Wobbling, weaving or wheel bouncing at high speed is quite possibly your bike’s way of saying it needs some mechanical TLC. Nevertheless it can be quite scary when it happens unexpectedly. Whatever you do, don’t grab a huge handful of front brake. That way only leads to a locked wheel or a highside.
Instability due to front wheel and handlebars oscillating from side to side (as though they want to ‘slap’ the sides of the fuel tank), making steering difficult or even impossible. Often set off by front tyre hitting a bump under acceleration.
Check the adjustment of any steering damper fitted, front tyre pressures and check for looseness in the steering-head bearings.
For gentle wobble: Slow gently and increase the load on the front wheel. When the handlebars oscillate, resist, close the throttle gently, move forward on the seat and lean forward to increase front wheel loading. Sitting on the tank works well on some bikes.
For violent wobble: Don’t try to resist the oscillation by stiffening your arms. Accelerate to decrease the load on the front wheel. Lift off the seat, pull back on the handlebars and open the throttle as though attempting a wheelie.
Rear of bike oscillates from side to side. Less dangerous than a tank slapper though still disconcerting.
Loose wheel or rear-suspension bearings. Worn or ineffective rear suspension damper. Poorly designed, rear-mounted luggage systems. That said, some bikes simply have a disposition to high-speed weave given particular speeds or conditions.
High-speed weaves can occur during straight running or when cornering under particular conditions. In both cases close the throttle gently and softly apply the rear brake.

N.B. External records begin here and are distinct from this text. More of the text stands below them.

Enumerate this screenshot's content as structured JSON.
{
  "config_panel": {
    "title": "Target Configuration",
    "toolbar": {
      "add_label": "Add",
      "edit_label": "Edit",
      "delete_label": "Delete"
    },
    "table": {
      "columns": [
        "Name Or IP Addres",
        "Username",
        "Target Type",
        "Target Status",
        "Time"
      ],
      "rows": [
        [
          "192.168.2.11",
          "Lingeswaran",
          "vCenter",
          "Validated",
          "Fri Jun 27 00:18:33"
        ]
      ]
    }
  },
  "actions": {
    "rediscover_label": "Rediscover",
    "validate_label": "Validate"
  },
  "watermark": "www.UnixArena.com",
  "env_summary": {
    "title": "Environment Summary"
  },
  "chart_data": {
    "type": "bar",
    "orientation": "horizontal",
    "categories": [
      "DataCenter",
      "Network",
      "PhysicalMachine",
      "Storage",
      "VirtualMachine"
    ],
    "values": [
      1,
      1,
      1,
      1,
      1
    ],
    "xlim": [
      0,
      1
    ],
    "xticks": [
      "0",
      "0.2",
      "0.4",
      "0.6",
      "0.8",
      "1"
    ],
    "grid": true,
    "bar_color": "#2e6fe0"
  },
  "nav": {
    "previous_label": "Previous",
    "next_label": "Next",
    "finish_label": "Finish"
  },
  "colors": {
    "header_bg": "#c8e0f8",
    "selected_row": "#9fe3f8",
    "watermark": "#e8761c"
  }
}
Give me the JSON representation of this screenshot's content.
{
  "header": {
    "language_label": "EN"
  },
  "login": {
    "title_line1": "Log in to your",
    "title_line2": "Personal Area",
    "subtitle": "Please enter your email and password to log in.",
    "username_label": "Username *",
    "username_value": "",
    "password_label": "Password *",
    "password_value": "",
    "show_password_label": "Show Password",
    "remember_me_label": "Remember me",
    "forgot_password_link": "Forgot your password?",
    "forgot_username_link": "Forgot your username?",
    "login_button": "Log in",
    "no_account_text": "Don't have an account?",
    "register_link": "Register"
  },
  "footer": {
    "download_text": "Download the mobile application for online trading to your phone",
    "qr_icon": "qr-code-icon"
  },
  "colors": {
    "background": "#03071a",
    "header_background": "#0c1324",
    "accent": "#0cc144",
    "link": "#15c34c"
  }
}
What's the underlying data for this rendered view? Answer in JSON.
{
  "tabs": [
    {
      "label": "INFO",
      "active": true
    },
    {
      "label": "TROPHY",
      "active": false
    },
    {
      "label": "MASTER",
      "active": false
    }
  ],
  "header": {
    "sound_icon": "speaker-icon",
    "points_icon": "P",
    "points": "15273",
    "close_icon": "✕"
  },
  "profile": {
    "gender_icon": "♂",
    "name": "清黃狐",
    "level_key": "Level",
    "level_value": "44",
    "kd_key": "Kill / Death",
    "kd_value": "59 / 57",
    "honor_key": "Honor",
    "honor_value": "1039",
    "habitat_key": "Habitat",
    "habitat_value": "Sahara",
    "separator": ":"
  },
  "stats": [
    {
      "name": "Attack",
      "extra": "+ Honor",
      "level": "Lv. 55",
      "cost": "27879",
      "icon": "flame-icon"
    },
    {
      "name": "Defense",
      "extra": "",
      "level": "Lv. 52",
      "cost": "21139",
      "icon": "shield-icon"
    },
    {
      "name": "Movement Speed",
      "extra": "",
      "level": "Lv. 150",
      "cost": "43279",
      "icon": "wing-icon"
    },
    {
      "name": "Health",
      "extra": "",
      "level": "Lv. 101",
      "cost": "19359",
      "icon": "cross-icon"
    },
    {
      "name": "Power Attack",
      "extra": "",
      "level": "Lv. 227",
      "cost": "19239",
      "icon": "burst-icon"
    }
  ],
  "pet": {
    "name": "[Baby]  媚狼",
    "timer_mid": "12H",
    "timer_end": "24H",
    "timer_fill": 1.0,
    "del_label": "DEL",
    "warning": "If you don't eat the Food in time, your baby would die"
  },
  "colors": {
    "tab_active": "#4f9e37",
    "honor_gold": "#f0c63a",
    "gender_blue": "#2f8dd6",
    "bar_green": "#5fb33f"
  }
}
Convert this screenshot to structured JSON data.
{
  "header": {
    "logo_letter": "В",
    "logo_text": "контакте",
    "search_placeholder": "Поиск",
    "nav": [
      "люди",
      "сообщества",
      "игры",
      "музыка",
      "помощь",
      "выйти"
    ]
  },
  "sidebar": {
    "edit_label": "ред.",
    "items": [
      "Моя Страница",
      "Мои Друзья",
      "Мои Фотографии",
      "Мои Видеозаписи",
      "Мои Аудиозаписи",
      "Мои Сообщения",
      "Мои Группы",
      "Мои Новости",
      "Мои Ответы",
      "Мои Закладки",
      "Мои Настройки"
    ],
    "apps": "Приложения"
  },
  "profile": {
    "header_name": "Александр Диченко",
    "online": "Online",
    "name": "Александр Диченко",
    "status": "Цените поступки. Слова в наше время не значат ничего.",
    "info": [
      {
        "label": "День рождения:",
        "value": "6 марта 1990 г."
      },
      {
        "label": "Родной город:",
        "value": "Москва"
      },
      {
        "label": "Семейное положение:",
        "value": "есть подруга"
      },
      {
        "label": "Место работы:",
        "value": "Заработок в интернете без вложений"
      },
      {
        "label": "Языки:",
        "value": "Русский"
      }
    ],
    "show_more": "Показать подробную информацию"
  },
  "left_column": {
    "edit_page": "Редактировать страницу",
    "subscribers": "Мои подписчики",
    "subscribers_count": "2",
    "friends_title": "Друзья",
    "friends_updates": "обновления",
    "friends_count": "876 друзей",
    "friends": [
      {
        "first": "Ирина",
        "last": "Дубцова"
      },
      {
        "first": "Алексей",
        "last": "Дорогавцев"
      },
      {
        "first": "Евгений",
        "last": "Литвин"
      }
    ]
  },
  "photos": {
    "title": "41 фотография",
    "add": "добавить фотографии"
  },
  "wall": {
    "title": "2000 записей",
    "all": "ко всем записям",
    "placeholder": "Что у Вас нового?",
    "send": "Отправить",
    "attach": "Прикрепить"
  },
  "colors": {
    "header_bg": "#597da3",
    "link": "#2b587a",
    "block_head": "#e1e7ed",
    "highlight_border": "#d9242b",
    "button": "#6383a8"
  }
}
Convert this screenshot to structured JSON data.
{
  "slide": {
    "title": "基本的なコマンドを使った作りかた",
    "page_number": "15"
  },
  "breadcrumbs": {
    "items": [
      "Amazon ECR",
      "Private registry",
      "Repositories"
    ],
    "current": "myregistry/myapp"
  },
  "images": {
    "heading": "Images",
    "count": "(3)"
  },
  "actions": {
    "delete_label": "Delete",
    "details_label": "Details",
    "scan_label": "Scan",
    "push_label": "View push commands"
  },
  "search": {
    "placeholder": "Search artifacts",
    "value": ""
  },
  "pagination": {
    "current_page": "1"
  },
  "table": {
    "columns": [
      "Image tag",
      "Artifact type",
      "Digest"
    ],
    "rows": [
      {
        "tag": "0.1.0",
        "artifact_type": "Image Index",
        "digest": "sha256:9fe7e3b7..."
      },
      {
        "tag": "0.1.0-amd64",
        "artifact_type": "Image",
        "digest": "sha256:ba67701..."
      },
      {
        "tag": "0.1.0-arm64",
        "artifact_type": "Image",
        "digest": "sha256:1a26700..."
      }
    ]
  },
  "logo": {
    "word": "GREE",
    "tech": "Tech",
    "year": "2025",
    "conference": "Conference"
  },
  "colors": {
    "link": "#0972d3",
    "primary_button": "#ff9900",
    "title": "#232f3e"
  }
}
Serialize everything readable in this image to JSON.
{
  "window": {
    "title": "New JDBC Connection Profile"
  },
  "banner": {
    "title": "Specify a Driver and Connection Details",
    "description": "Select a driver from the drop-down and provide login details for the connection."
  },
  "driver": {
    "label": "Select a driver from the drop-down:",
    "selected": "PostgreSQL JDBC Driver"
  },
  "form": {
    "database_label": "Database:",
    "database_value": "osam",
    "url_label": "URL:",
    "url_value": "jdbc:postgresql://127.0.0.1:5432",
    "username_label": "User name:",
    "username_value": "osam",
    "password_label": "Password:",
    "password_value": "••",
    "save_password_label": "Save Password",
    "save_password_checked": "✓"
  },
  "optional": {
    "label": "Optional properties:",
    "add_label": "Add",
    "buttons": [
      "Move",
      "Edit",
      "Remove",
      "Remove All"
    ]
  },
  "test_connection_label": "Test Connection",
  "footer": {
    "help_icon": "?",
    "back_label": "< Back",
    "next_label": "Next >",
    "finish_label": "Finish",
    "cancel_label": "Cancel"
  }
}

Occurs when either wheel (usually the front) bounces up and down rapidly, causing severe vibration.
Badly out-of-balance wheels are invariably the cause, although even well balanced ones can be prone to wheel-bounce where in-tyre puncture-sealing liquid has been used.
Slow down by easing back the throttle and applying the rear brake gently.